***** STORED DATA

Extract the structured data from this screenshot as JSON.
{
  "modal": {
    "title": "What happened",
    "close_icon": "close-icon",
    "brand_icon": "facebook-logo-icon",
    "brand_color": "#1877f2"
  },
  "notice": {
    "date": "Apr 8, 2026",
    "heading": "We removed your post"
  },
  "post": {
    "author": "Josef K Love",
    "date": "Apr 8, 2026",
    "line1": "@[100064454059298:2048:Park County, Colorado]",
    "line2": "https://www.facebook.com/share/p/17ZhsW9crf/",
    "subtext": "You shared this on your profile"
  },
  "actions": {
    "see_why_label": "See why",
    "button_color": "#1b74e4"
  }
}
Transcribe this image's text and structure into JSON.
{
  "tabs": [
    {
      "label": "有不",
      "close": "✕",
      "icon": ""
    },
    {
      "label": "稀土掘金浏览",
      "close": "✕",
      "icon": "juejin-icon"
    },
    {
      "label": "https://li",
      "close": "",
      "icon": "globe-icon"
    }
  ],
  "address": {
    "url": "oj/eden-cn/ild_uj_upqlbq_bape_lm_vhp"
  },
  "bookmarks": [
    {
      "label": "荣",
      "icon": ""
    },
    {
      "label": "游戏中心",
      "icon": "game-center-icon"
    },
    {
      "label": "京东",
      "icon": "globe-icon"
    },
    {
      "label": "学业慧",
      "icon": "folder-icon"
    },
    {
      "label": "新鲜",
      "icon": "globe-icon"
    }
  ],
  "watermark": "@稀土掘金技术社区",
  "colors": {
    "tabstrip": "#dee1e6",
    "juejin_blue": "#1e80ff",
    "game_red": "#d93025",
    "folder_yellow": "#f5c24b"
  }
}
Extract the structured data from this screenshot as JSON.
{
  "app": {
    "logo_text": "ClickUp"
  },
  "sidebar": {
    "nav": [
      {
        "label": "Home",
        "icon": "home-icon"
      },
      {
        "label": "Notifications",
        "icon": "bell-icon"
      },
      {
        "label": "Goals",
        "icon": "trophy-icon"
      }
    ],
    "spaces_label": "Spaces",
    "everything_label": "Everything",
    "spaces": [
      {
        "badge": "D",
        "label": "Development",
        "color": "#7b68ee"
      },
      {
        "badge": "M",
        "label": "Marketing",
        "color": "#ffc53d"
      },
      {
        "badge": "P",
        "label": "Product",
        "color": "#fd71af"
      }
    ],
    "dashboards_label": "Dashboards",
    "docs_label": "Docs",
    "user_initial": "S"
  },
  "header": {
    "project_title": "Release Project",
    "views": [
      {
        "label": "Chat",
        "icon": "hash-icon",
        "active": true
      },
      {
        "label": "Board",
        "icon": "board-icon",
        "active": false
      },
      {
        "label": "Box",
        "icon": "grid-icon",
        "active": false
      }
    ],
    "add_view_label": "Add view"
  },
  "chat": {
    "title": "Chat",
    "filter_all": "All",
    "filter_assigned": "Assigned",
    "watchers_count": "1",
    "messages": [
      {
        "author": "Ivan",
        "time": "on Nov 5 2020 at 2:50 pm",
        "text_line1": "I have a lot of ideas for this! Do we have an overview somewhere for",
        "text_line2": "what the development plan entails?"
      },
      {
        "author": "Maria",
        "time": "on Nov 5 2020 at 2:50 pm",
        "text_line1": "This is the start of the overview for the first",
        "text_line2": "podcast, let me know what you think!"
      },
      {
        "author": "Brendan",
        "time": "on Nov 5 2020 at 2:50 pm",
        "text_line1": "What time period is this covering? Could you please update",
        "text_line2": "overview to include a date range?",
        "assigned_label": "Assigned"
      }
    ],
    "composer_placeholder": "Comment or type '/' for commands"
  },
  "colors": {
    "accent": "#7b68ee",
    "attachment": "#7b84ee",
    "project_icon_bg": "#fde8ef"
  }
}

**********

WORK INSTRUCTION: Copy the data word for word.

RESPONSE BOX:
Extract the structured data from this screenshot as JSON.
{
  "modal": {
    "title": "What happened",
    "close_icon": "close-icon",
    "brand_icon": "facebook-logo-icon",
    "brand_color": "#1877f2"
  },
  "notice": {
    "date": "Apr 8, 2026",
    "heading": "We removed your post"
  },
  "post": {
    "author": "Josef K Love",
    "date": "Apr 8, 2026",
    "line1": "@[100064454059298:2048:Park County, Colorado]",
    "line2": "https://www.facebook.com/share/p/17ZhsW9crf/",
    "subtext": "You shared this on your profile"
  },
  "actions": {
    "see_why_label": "See why",
    "button_color": "#1b74e4"
  }
}
Transcribe this image's text and structure into JSON.
{
  "tabs": [
    {
      "label": "有不",
      "close": "✕",
      "icon": ""
    },
    {
      "label": "稀土掘金浏览",
      "close": "✕",
      "icon": "juejin-icon"
    },
    {
      "label": "https://li",
      "close": "",
      "icon": "globe-icon"
    }
  ],
  "address": {
    "url": "oj/eden-cn/ild_uj_upqlbq_bape_lm_vhp"
  },
  "bookmarks": [
    {
      "label": "荣",
      "icon": ""
    },
    {
      "label": "游戏中心",
      "icon": "game-center-icon"
    },
    {
      "label": "京东",
      "icon": "globe-icon"
    },
    {
      "label": "学业慧",
      "icon": "folder-icon"
    },
    {
      "label": "新鲜",
      "icon": "globe-icon"
    }
  ],
  "watermark": "@稀土掘金技术社区",
  "colors": {
    "tabstrip": "#dee1e6",
    "juejin_blue": "#1e80ff",
    "game_red": "#d93025",
    "folder_yellow": "#f5c24b"
  }
}
Extract the structured data from this screenshot as JSON.
{
  "app": {
    "logo_text": "ClickUp"
  },
  "sidebar": {
    "nav": [
      {
        "label": "Home",
        "icon": "home-icon"
      },
      {
        "label": "Notifications",
        "icon": "bell-icon"
      },
      {
        "label": "Goals",
        "icon": "trophy-icon"
      }
    ],
    "spaces_label": "Spaces",
    "everything_label": "Everything",
    "spaces": [
      {
        "badge": "D",
        "label": "Development",
        "color": "#7b68ee"
      },
      {
        "badge": "M",
        "label": "Marketing",
        "color": "#ffc53d"
      },
      {
        "badge": "P",
        "label": "Product",
        "color": "#fd71af"
      }
    ],
    "dashboards_label": "Dashboards",
    "docs_label": "Docs",
    "user_initial": "S"
  },
  "header": {
    "project_title": "Release Project",
    "views": [
      {
        "label": "Chat",
        "icon": "hash-icon",
        "active": true
      },
      {
        "label": "Board",
        "icon": "board-icon",
        "active": false
      },
      {
        "label": "Box",
        "icon": "grid-icon",
        "active": false
      }
    ],
    "add_view_label": "Add view"
  },
  "chat": {
    "title": "Chat",
    "filter_all": "All",
    "filter_assigned": "Assigned",
    "watchers_count": "1",
    "messages": [
      {
        "author": "Ivan",
        "time": "on Nov 5 2020 at 2:50 pm",
        "text_line1": "I have a lot of ideas for this! Do we have an overview somewhere for",
        "text_line2": "what the development plan entails?"
      },
      {
        "author": "Maria",
        "time": "on Nov 5 2020 at 2:50 pm",
        "text_line1": "This is the start of the overview for the first",
        "text_line2": "podcast, let me know what you think!"
      },
      {
        "author": "Brendan",
        "time": "on Nov 5 2020 at 2:50 pm",
        "text_line1": "What time period is this covering? Could you please update",
        "text_line2": "overview to include a date range?",
        "assigned_label": "Assigned"
      }
    ],
    "composer_placeholder": "Comment or type '/' for commands"
  },
  "colors": {
    "accent": "#7b68ee",
    "attachment": "#7b84ee",
    "project_icon_bg": "#fde8ef"
  }
}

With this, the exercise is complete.